When I first talked to my (black hatter) cousin about sex a few months after she got married, I was appalled. For several reasons.
First, she told me she was still shy to take her clothes off around her husband, and made him turn the lights off. They had been married for 6 months already. But she was completely shomer negiah before marriage, so I guess that is explainable. (but still a little sad, in an "awww, i bet she isn't having regular orgasms either" kind of way)
Second, she told me that her rabbi's wife had told her during callah classes that she was not allowed to use any form of birth control until she had given birth to both a boy and a girl. She was 19 when she got married, and still in school. So she basically used birth control before her marriage to regulate her period so she wouldn't be in niddah on her wedding night, but stopped right afterwards.
Is it really against halacha to use birth control to delay having children until you are done with your college education? Seriously? Are we now forcing young women to have children once they are married? And do they have to have a boy and a girl? What if they have 8 boys in a row? Are they still not allowed to use birth control? (This was a few years back- she is now 22 years old and has 2 baby boys, about 11 months apart from each other. I'm assuming she still is not using birth control because she doesn't have a girl yet).
Third, she thought if you didn't start having kids by the time you were in your late 20s, your "biological clock" ran out, and you could never have kids. That's why you had to get married in your early 20s apparently. I've recently seen this same sentiment in some young frum girl's blog.

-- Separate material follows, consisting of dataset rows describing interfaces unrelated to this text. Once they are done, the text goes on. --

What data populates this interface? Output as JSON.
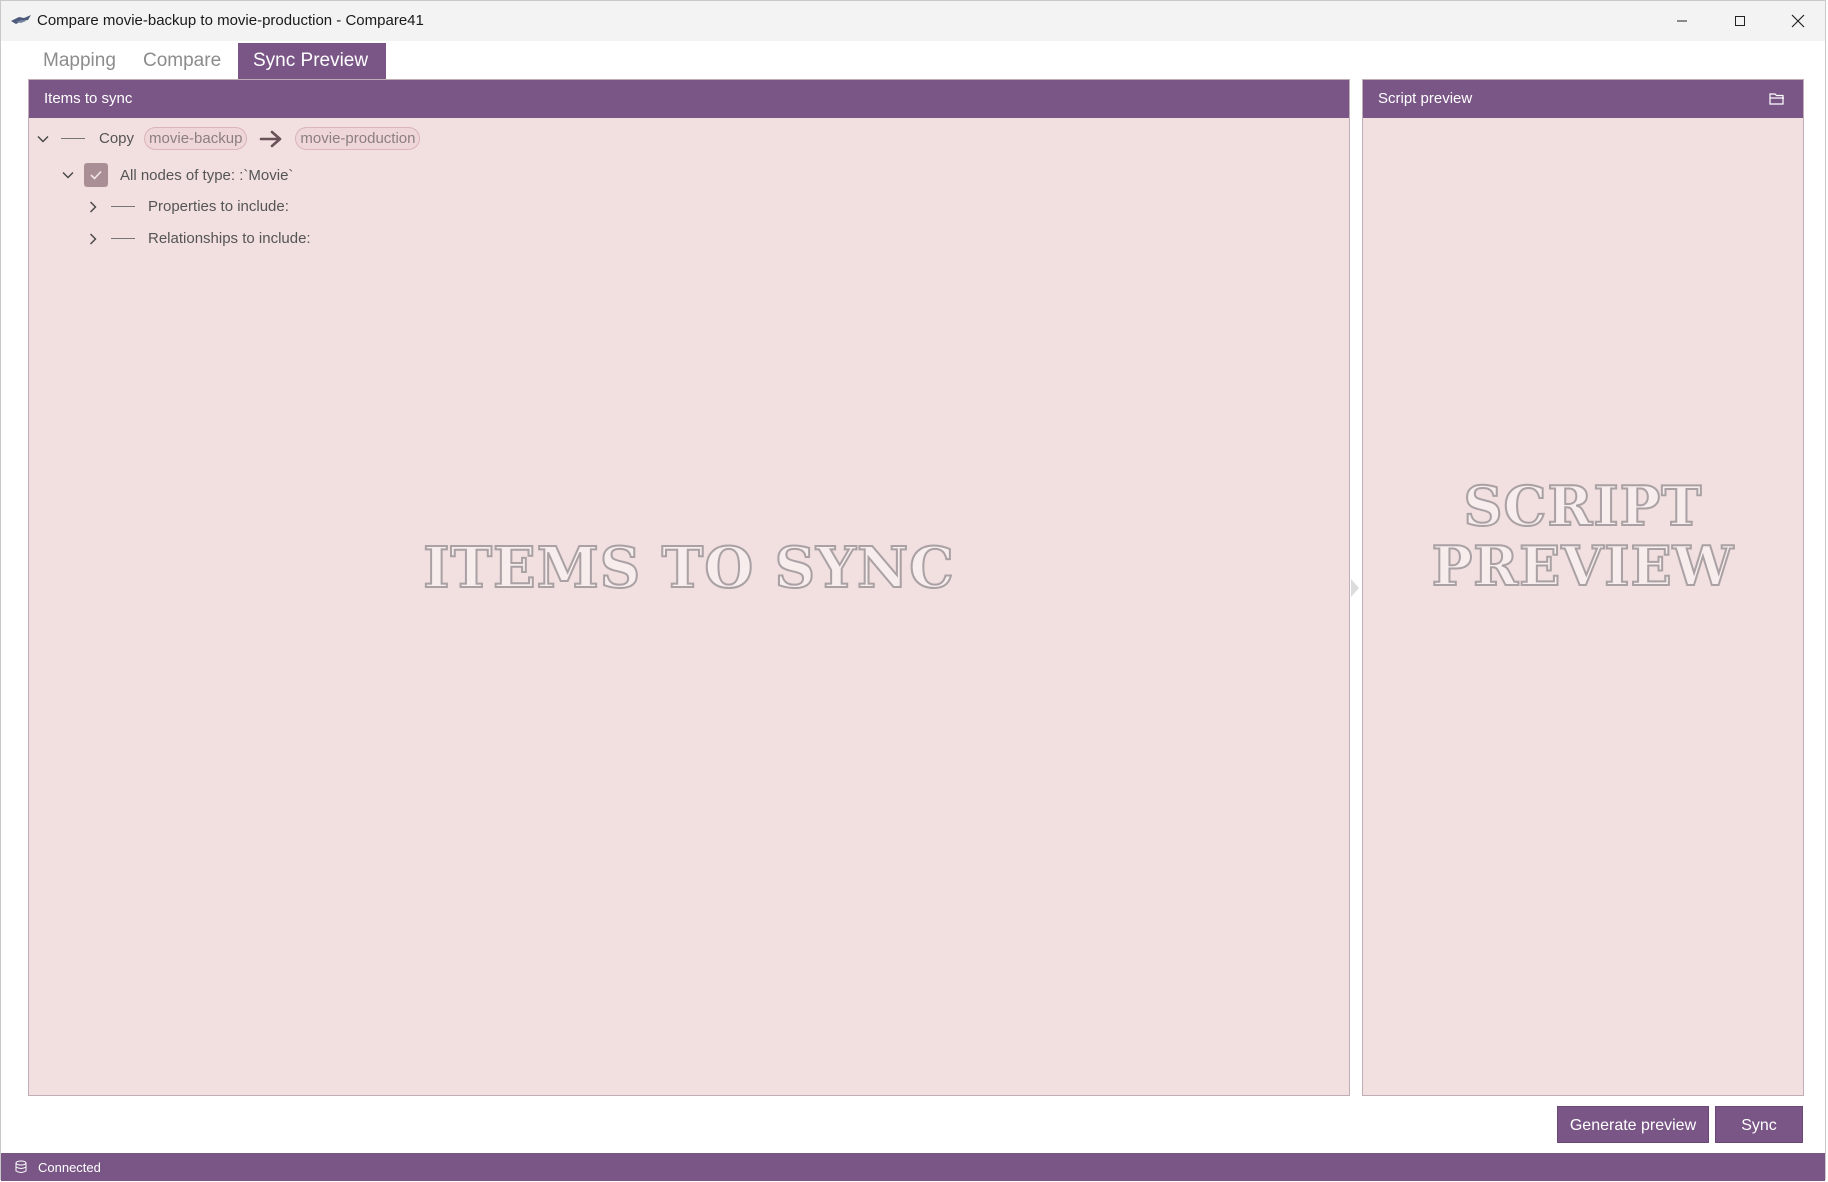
{
  "window": {
    "title": "Compare movie-backup to movie-production - Compare41",
    "app_icon": "compare41-logo-icon",
    "controls": [
      "minimize-icon",
      "maximize-icon",
      "close-icon"
    ]
  },
  "tabs": [
    {
      "label": "Mapping",
      "active": false
    },
    {
      "label": "Compare",
      "active": false
    },
    {
      "label": "Sync Preview",
      "active": true
    }
  ],
  "items_panel": {
    "header": "Items to sync",
    "watermark": "ITEMS TO SYNC",
    "tree": {
      "copy_label": "Copy",
      "source": "movie-backup",
      "target": "movie-production",
      "node_group": {
        "label": "All nodes of type: :`Movie`",
        "checked": true,
        "children": [
          {
            "label": "Properties to include:"
          },
          {
            "label": "Relationships to include:"
          }
        ]
      }
    }
  },
  "script_panel": {
    "header": "Script preview",
    "header_icon": "folder-open-icon",
    "watermark_line1": "SCRIPT",
    "watermark_line2": "PREVIEW"
  },
  "actions": {
    "generate_label": "Generate preview",
    "sync_label": "Sync"
  },
  "status": {
    "icon": "database-icon",
    "text": "Connected"
  },
  "colors": {
    "accent": "#7a5687",
    "panel_bg": "#f2dfe0"
  }
}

Girls, this is absolutely, 100%, not true. Your chances of conception don't even START to get lower until you are in your late 30s. (like 36-37). And after that it's not like your chances fall off a cliff or something. at ages 35-39 you are 75% as likely to have a child as someone younger, and at ages 40-45, you are still 50% as likely. These were the rates before we had things like in vitro fertilization, which increase your chances of conceiving exponentially at older ages.

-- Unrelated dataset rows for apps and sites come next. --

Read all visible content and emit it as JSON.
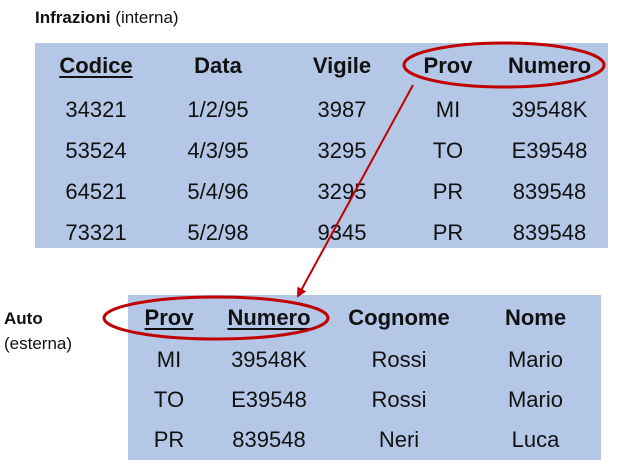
{
  "infrazioni": {
    "title_bold": "Infrazioni",
    "title_rest": " (interna)",
    "columns": [
      "Codice",
      "Data",
      "Vigile",
      "Prov",
      "Numero"
    ],
    "rows": [
      [
        "34321",
        "1/2/95",
        "3987",
        "MI",
        "39548K"
      ],
      [
        "53524",
        "4/3/95",
        "3295",
        "TO",
        "E39548"
      ],
      [
        "64521",
        "5/4/96",
        "3295",
        "PR",
        "839548"
      ],
      [
        "73321",
        "5/2/98",
        "9345",
        "PR",
        "839548"
      ]
    ]
  },
  "auto": {
    "title_bold": "Auto",
    "title_rest": "(esterna)",
    "columns": [
      "Prov",
      "Numero",
      "Cognome",
      "Nome"
    ],
    "rows": [
      [
        "MI",
        "39548K",
        "Rossi",
        "Mario"
      ],
      [
        "TO",
        "E39548",
        "Rossi",
        "Mario"
      ],
      [
        "PR",
        "839548",
        "Neri",
        "Luca"
      ]
    ]
  },
  "colors": {
    "table_bg": "#b4c7e7",
    "highlight": "#c00000"
  }
}
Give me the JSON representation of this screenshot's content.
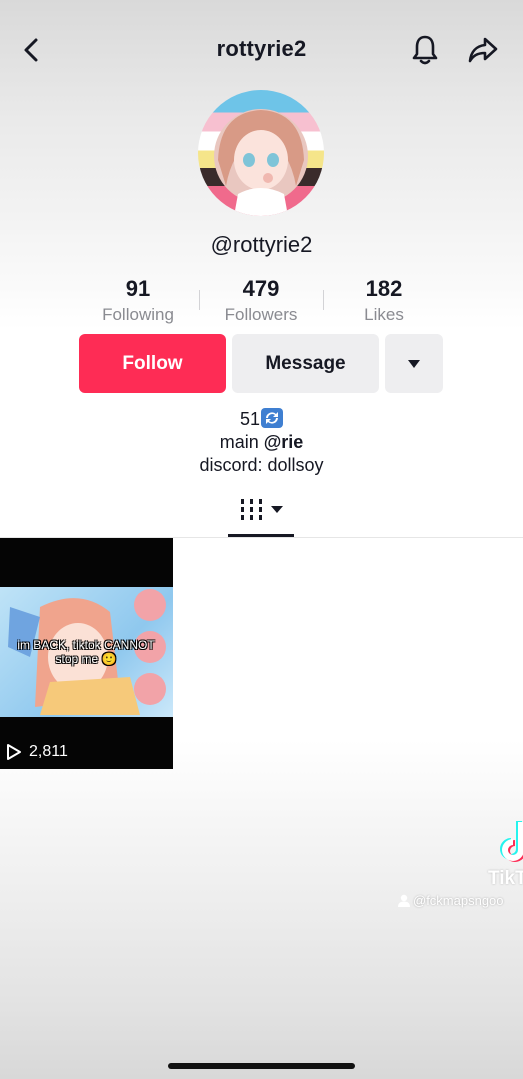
{
  "header": {
    "title": "rottyrie2"
  },
  "profile": {
    "handle": "@rottyrie2",
    "stats": [
      {
        "value": "91",
        "label": "Following"
      },
      {
        "value": "479",
        "label": "Followers"
      },
      {
        "value": "182",
        "label": "Likes"
      }
    ]
  },
  "actions": {
    "follow_label": "Follow",
    "message_label": "Message"
  },
  "bio": {
    "line1": "51",
    "line2_prefix": "main ",
    "line2_mention": "@rie",
    "line3": "discord: dollsoy"
  },
  "videos": [
    {
      "caption": "im BACK, tiktok CANNOT stop me 🙂",
      "views": "2,811"
    }
  ],
  "watermark": {
    "brand": "TikTok",
    "user": "@fckmapsngoo"
  },
  "colors": {
    "follow": "#fe2c55",
    "secondary_button": "#eeeef0"
  }
}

Here's a convenient chart I found in 5 seconds of googling:
so your fertility doesn't even start to drop off until you are 35. And these are actual births per woman, not their chances of conceiving...so these are affected by a number of other factors (like whether or not you are trying to have more children). So this late 20s bullshit is just a bunch of bullshit.
Fourth, she had no idea about how women get pregnant. Mind you, later I found out she was about 3 months pregnant while we were having this conversation. She had never heard of the word "ovulation", had no idea that you got pregnant at certain times of the month, just didn't know about any of that.
Are we really neglecting jewish sex education, even to women who are ACTUALLY getting married, to the point where they don't even know how pregnancy happens? My cousin is a smart girl. She went to college, she's working on a masters degree despite her two infant aged children...and yet she was so sheltered she had NO IDEA how conception worked. WHILE SHE WAS ALREADY PREGNANT no less!!
some interesting facts on the Jewish laws of niddah and conception:
Fact: Conception is most likely to happen about 2 weeks before you get your period, during the period called "ovulation". That's when an egg is dropping out of your ovaries and hanging around your womb, waiting for some sperms. If you don't get pregnant, you get your period about 2 weeks after that.
Fact: conception is more likely to happen if your man's semen has a high sperm count. Men who don't masturbate (according to jewish law) and don't have sex with their wives for 2 weeks during nidah, have been saving up their sperms. They are likely to have a higher than normal sperm count the first time they have sex after nidah.
Fact: Nidah is when you can't have sex with your wife while she is getting her period, and for a week after her period has stopped. Then, after that 2 week period, she goes to the mikvah, and it's a mitzvah to have sex with her that night (according to what I know of nidah laws...correct me if I'm wrong here)
Fact: If a woman is on a 28 day cycle (which is the average), gets her period for around a week, she will be approximately 14 days into her cycle when she has sex after going to the mikvah. Which, if you look at it the other way, means she has approximately 14 more days until her period starts again. WHICH means she is most likely ovulating on that night that she comes back from the mikvah. And is having sex with her husband, who (if he follows all the Jewish laws) has not masturbated or had sex in 2 weeks, and therefore has super potent sperm.
It's almost as if the whole system is designed to maximize the chances of women getting pregnant! In fact, it IS designed that way!